Introduction: Whether data on International Classification of Diseases (ICD)-codes from the Swedish National Patient Register (NPR) correctly correspond to subtypes of inflammatory bowel disease (IBD) and phenotypes of the Montreal classification scheme among patients with prevalent disease is unknown.Materials and methods: We obtained information on IBD subtypes and phenotypes from the medical records of 1403 patients with known IBD who underwent biological treatment at ten Swedish hospitals and retrieved information on their IBD-associated diagnostic codes from the NPR. We used previously described algorithms to define IBD subtypes and phenotypes. Finally, we compared these register-generated subtypes and phenotypes with the corresponding information from the medical records and calculated positive predictive values (PPV) with 95% confidence intervals.Results: Among patients with clinically confirmed disease and diagnostic listings of IBD in the NPR (N = 1401), the PPV was 97 (96-99)% for Crohn's disease, 98 (97-100)% for ulcerative colitis, and 8 (4-11)% for IBD-unclassified. The overall accuracy for age at diagnosis was 95% (when defined as A1, A2, or A3). Examining the validity of codes representing disease phenotype, the PPV was 36 (32-40)% for colonic Crohn's disease (L2), 61 (56-65)% for non-stricturing/non-penetrating Crohn's disease behaviour (B1) and 83 (78-87)% for perianal disease. Correspondingly, the PPV was 80 (71-89)% for proctitis (E1)/left-sided colitis (E2) in ulcerative colitis.Conclusions: Among people with known IBD, the NPR is a reliable source of data to classify most subtypes of prevalent IBD, even though misclassification commonly occurred in Crohn's disease location and behaviour and also among IBD-unclassified patients.

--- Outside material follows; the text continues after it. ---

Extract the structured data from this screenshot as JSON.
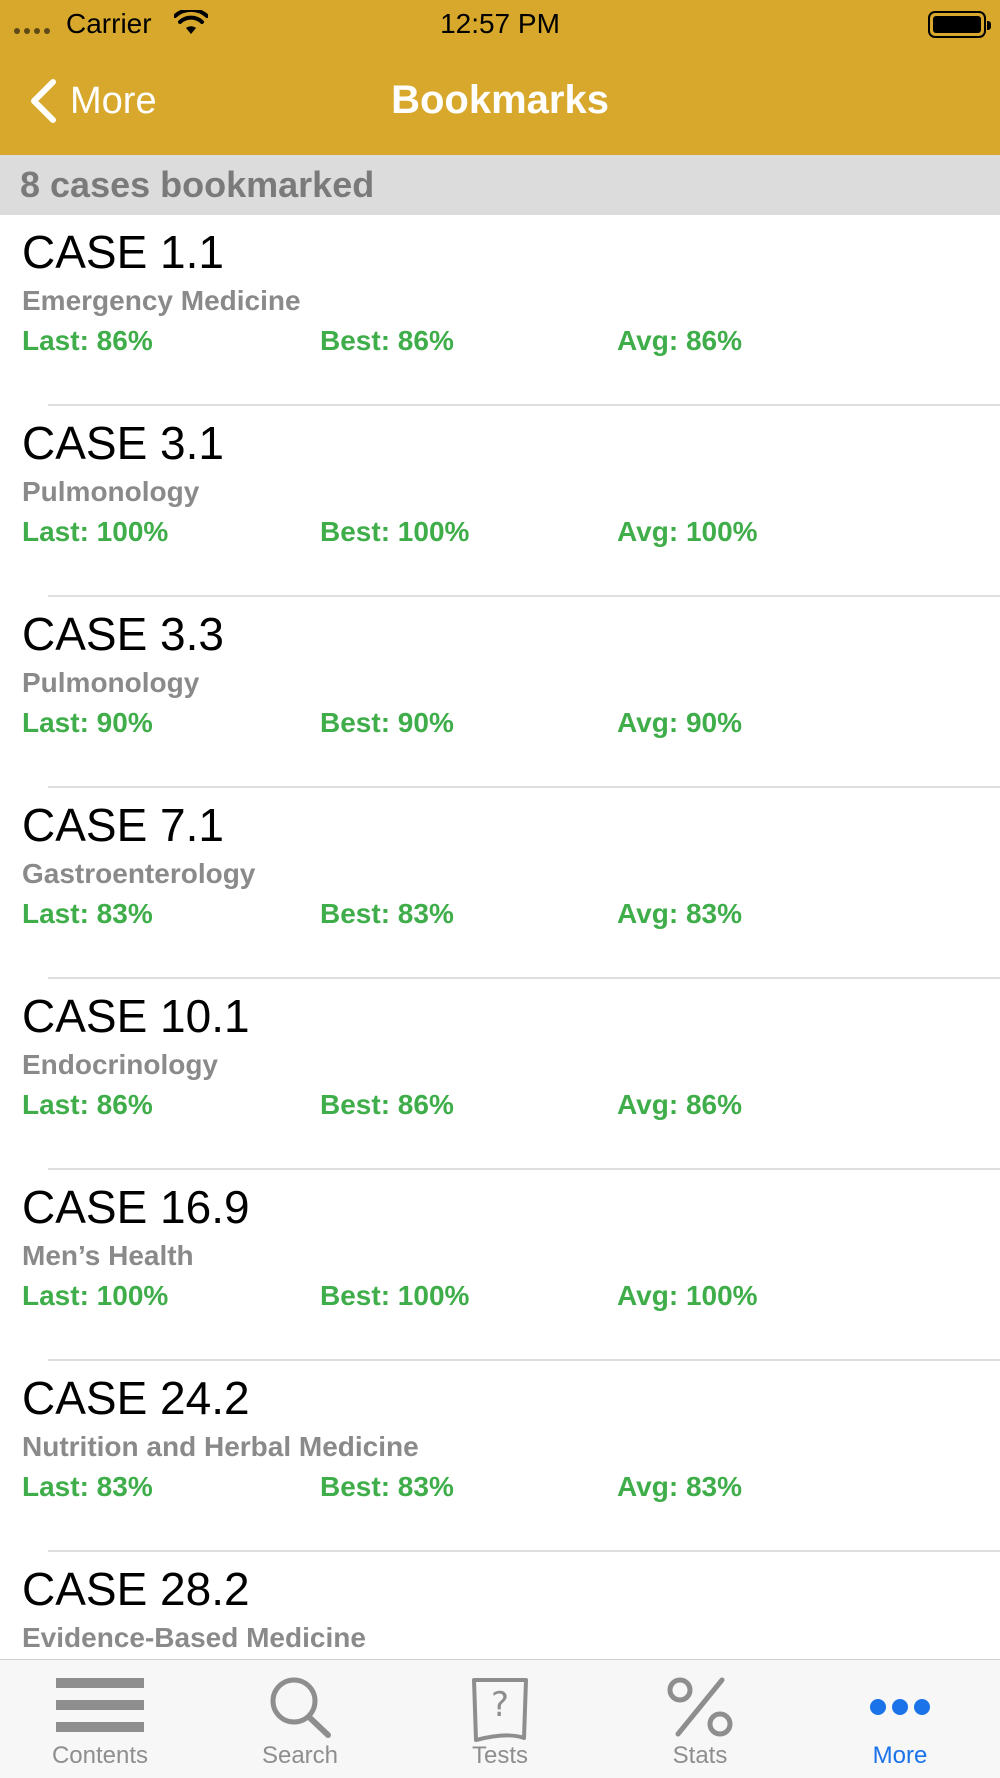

Subject classification (UKÄ)
- Gastroenterology and Hepatology